For the purpose of this review, Jason set up SSL’s live multi-track recorder with video footage from one of Peter Gabriel’s concerts. The last Peter Gabriel tour used three SSL Live consoles – one at FOH, one for Peter’s personal monitors, and one for the band’s monitors.

Everything soon fitted into place once I got my head around the console’s unique configurations, best distributed the full processing and dry channels, made my fader tile layers, and learnt about routing. Once you’re in the mindset of any new console it doesn’t take long before you find yourself getting used to the controls. There is a feeling of fluidity between the multi-gesture touchscreen UI and the control surface with its distribution of processing power. It feels effortless to jump straight to parameters and edit them, including inserting new effects without any drop in audio. The idea of having a single screen with large graphics that are easy to manipulate by touch is so simple but effective.

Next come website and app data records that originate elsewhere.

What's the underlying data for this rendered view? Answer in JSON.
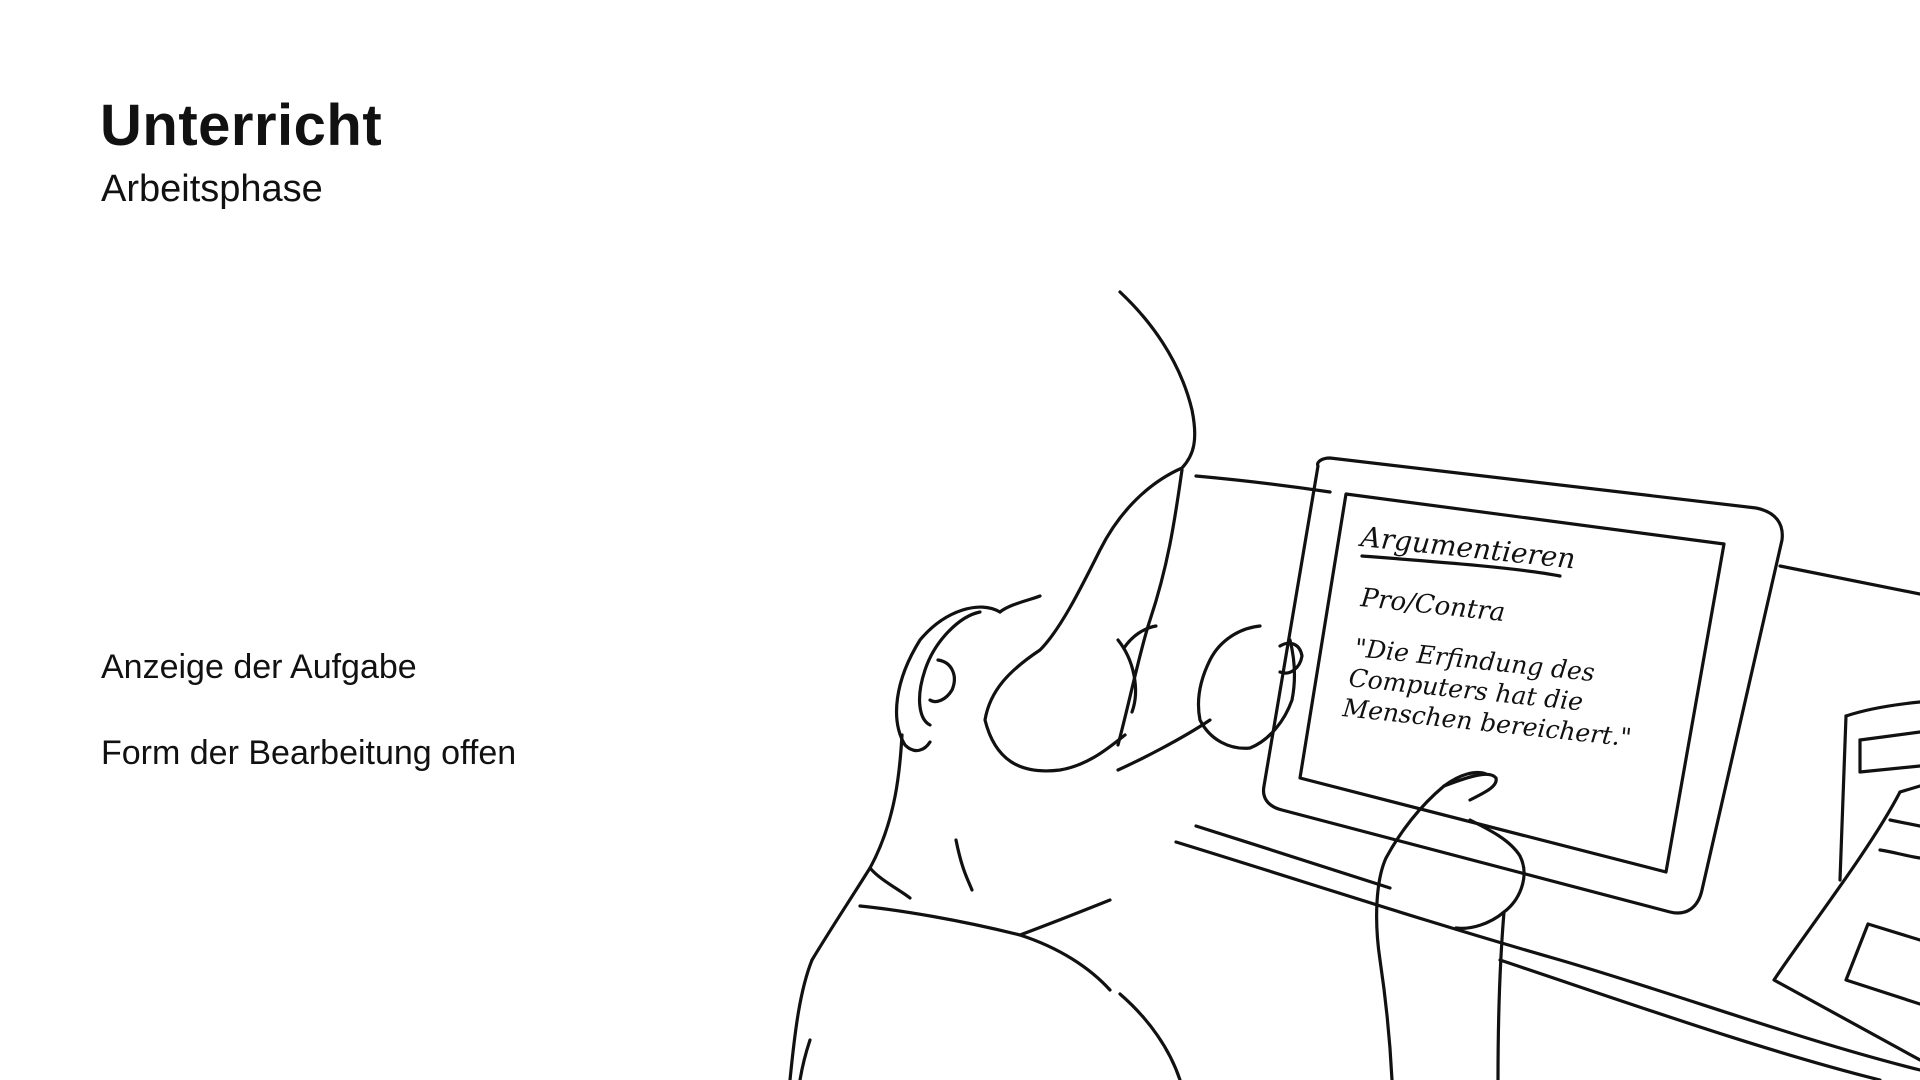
{
  "slide": {
    "title": "Unterricht",
    "subtitle": "Arbeitsphase"
  },
  "info": {
    "line1": "Anzeige der Aufgabe",
    "line2": "Form der Bearbeitung offen"
  },
  "illustration": {
    "screen": {
      "heading": "Argumentieren",
      "line1": "Pro/Contra",
      "quote1": "\"Die Erfindung des",
      "quote2": "Computers hat die",
      "quote3": "Menschen bereichert.\""
    }
  }
}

The Live exhibits its SSL heritage in two ways: Firstly, it uses all of SSL’s digital algorithms from EQ through to reverbs. It has the simulated analogue EQs, compressors, and the famous bus comp and effects, which all sound great. I tried out the bus comp in the only way I knew how from regularly using an analogue one and, to my surprise, Jason remarked, “So you’ve used one before then?” It hadn’t occurred to me, as I was just punching in some standard settings, but sure enough it behaved just as expected (and on a touchscreen too).

There are also a few very neat sonic features SSL has introduced with this console. There is a new ‘tube warming’ feature on the channel compressors, which is out of this world. Before you apply any other processing on the channel, or even edit the compressor’s threshold, the simple action of enabling the tube warmth is really distinct. I’m now left waiting for the plug-in version to have in my DAW in the studio.

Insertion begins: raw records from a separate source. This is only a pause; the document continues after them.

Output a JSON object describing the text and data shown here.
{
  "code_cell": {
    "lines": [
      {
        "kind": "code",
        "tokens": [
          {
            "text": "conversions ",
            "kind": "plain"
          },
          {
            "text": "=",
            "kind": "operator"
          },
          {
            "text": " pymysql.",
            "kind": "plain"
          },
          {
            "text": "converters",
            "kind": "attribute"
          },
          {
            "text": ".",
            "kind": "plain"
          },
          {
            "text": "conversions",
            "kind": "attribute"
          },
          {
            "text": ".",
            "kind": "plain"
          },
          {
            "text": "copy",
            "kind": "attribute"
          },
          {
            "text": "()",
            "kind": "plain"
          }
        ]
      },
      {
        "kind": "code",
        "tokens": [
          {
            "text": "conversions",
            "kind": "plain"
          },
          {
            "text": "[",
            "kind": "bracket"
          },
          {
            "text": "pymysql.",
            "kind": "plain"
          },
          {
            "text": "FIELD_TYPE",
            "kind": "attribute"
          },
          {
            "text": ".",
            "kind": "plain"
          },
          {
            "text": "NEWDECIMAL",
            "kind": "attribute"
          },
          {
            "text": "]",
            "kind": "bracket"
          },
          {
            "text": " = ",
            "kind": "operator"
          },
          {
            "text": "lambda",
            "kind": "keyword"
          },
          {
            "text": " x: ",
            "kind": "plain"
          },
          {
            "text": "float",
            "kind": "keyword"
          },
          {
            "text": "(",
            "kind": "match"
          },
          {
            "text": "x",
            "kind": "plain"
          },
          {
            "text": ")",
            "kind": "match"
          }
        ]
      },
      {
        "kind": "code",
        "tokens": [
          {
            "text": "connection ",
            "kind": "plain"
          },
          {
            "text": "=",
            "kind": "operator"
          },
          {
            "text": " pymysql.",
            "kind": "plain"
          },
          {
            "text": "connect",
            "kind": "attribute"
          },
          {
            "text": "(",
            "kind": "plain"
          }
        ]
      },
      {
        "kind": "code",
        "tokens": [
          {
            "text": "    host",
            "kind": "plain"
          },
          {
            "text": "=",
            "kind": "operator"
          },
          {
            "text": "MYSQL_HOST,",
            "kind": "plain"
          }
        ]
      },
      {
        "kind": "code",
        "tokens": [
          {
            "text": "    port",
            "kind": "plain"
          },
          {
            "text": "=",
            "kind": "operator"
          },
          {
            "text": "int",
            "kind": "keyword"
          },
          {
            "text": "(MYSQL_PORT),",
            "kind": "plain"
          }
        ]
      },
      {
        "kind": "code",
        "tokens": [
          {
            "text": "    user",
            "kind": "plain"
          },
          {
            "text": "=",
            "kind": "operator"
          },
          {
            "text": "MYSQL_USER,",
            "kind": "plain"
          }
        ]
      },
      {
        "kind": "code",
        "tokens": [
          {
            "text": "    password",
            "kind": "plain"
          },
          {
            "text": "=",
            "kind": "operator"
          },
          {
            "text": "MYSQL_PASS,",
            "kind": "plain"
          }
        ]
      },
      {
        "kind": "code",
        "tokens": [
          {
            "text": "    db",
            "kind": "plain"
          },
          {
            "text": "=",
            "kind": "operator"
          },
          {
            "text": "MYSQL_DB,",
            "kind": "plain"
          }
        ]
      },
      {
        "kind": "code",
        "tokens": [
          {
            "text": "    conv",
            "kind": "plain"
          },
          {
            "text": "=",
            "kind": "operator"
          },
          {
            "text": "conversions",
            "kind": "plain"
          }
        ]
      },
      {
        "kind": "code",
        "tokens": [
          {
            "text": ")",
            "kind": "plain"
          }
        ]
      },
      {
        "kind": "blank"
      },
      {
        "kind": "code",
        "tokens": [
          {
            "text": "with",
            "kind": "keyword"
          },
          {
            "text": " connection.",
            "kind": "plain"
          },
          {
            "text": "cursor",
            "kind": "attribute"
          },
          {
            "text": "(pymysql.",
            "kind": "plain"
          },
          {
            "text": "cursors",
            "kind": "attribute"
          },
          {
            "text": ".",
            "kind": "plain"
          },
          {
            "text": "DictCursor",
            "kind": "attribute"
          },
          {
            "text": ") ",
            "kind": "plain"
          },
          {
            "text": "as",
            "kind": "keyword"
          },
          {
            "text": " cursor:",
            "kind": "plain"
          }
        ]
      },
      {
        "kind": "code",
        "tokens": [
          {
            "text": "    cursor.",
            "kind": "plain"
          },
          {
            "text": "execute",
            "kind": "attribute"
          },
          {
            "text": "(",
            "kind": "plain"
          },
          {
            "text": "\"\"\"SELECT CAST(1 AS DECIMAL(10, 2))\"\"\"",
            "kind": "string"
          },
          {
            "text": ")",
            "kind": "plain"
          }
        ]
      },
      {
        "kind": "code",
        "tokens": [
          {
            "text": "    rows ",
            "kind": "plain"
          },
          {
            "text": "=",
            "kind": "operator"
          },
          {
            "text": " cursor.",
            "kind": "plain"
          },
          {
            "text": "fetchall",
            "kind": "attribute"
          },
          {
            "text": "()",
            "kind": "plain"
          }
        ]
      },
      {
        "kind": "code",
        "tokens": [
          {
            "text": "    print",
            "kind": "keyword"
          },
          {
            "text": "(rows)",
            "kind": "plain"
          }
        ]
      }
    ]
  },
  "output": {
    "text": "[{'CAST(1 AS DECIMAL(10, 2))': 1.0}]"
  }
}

Another unique feature is the addition of an all-pass filter on every full processing channel. All-pass filters are not something you regularly see but they make perfect sense. With so many potential phasing issues when working live I can see these simple to use all-pass filters being considered as a closely regarded secret by many engineers.

Even though the Live holds all of the heritage and prestige that comes along with the SSL name don’t be fooled into thinking it misses out on the benefits of digital audio. It wasn’t until I had been mixing for a while that I realised the amount of processing power the console has. Inserting effects and changing the order of the signal processing paths on each channel is simple and fluid, unlike some other live consoles. With this architecture, SSL is now also introducing something called stem groups, which are very much like normal subgroups but with the capability of full processing and effect inserts like standard input channels. Additionally, unlike normal sub-groups, stem groups can be routed to other stem groups or auxes to allow for flexible mixes.

Around the corner

Along with the release of this new hardware is, of course, the first release of its software, which has been completely purpose built by SSL and isn’t based on any commonly found operating system. This has given SSL the ability to fine-tune every aspect of the digital domain for audio. As this is still early days, there are a number of updates already planned for release with some exciting new features. For now, SSL has been focusing hard on making sure the system is as stable as possible.

One additional feature that is still in development is remote control for the console and expansion features. As yet we are not sure of how this will be implemented, or what it will entail, but it’s important to know that there have been plans for such features from very early on in the design process.


The new Live console from SSL certainly lives up to expectations. It encapsulates everything I’d hope to see from an SSL console in terms of quality, build, and sonic reproduction. At the same time, it has a few tricks to excite even the most experienced engineers and surprised me with the fresh approach to digital processing. This is a truly remarkable pro audio release.

The reviewer

Simon Allen is a full-time sound engineer and record producer. After a stint as senior engineer at City Studios in Cyprus where he headed up the new music studio, he can now mostly be found at Woodbury Studios in Hertfordshire.